Then came the inevitable re-education threat. Eldik said he hadn’t made a “formal recommendation” for Colbert to undergo bias training because Colbert had done so much “active listening to some of the cultural contexts” and had “been so receptive to a lot of what” Eldik had said. The meeting ended with Eldik making another barely veiled threat. “You’re a law student, and there’s a bar you have to take you know and it’s just, you know, we think it’s important to really give you a 360 view.”
For the rest of the month, Colbert attempted to get clarification from Eldrik and Colbert as to whether he would be disciplined, whether negative notices would be sent to the bar, and whether the matter was closed. He heard nothing for two weeks, then received equivocal responses. Yale knew it couldn’t do anything to the student once he called its bluff. But it did not expect him to go to the media.

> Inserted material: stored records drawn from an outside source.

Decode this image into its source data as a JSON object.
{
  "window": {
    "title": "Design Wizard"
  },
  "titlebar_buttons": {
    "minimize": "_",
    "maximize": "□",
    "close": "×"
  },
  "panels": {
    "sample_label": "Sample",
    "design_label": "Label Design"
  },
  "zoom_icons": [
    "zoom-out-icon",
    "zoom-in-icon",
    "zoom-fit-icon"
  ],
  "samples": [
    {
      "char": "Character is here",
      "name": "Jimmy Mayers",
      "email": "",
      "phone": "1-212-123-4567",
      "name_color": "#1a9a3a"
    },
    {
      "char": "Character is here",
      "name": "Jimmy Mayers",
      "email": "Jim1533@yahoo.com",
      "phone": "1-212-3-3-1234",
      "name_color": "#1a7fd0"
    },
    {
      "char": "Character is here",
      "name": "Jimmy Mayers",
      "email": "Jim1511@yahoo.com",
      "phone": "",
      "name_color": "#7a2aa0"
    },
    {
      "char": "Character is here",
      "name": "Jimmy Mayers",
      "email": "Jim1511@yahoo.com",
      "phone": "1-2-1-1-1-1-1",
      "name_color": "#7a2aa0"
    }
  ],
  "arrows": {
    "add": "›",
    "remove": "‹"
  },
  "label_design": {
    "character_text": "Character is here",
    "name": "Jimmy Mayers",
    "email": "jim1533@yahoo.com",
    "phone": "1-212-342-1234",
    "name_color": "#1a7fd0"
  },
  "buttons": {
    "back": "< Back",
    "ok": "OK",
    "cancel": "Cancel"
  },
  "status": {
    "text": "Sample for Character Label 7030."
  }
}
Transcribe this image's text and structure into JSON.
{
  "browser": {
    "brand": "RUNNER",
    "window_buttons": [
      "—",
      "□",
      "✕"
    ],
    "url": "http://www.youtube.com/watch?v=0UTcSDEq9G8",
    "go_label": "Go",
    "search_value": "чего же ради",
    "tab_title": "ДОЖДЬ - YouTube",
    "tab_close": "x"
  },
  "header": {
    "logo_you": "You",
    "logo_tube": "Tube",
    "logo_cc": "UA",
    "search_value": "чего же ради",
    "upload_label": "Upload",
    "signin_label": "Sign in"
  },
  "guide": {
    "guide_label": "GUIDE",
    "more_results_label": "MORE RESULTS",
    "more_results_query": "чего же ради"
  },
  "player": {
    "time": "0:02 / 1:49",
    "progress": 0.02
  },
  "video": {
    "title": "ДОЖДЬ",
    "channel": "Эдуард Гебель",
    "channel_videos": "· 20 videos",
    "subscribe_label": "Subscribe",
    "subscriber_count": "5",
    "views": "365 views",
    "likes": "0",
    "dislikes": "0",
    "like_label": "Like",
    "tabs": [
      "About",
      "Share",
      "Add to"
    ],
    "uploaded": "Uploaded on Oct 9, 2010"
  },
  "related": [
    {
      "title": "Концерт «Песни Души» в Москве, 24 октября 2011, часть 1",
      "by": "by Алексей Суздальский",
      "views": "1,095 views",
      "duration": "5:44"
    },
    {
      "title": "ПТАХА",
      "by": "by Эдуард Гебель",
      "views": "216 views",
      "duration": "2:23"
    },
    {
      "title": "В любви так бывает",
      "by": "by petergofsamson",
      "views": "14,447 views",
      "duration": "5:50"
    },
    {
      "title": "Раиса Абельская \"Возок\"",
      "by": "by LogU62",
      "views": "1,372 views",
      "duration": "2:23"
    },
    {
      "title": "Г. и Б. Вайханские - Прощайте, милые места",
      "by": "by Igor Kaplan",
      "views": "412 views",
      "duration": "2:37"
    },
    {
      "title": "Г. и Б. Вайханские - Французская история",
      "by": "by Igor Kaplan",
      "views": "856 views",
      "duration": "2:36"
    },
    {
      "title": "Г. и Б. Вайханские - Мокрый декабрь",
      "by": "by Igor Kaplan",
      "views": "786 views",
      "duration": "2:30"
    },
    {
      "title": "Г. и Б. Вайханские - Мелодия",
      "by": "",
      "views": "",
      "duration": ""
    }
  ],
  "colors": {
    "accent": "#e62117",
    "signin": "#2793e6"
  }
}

In response the Free Beacon story, the authorities issued a statement that was in direct contradiction of the administrators’ words, which were preserved on Colbert’s recording:
“Yale University and Yale Law School have strong free speech protections, and no student is investigated or sanctioned for protected speech. When the Law School receives complaints about offensive communications, the Dean of Students routinely tries to help students talk to one another and resolve their disagreements within the community. At no time was any disciplinary investigation launched or disciplinary action taken in this matter.”
The statement also denied that it reports such incidents to bar authorities (though that was the implied threat they relayed to Colbert): “While any person may report concerns about a lawyers’ character and fitness to the bar, the law school has a longstanding policy of reporting only formal disciplinary action to the Bar Association.”
Several attorney commentators have suggested that such a dishonest statement would qualify as an ethics violation and worthy of professional discipline if it was made to a court. They are correct.
Two Yale Law School professors were horrified at the dishonesty. Corporate legal scholar Roberta Romano threatened to “correct the record” if the law school did not do so itself. The administration’s actions toward Colbert, Romano wrote, are “in direct and total conflict with what you stated,” noting that the school’s diversity director had made “a sly threat” about the student’s career. Another Yale Law professor said the initial statement was “appallingly disingenuous and full of falsehoods.” Yale Law School “stated ‘no student is investigated or sanctioned for protected speech. It’s hard to square that statement with the Dean of Student Affairs summoning a student for questioning in response to allegations by other students, with the Diversity Director ominously warning the student that if he doesn’t apologize his admission to the bar could be threatened, or with the Law School sending a message to the entire second-year class condemning the student’s email as ‘racist.’ If all that isn’t an ‘investigation,’ then it’s even worse—a pronouncement of guilt without investigation.” Keith Whittington, a legal theorist at Princeton and a member of the Academic Freedom Alliance, said Yale Law’s actions were “highly inappropriate and completely incompatible with maintaining a free speech culture in a law school.”
You can listen to the recording of Colbert’s meeting with the Yale Law administrators here.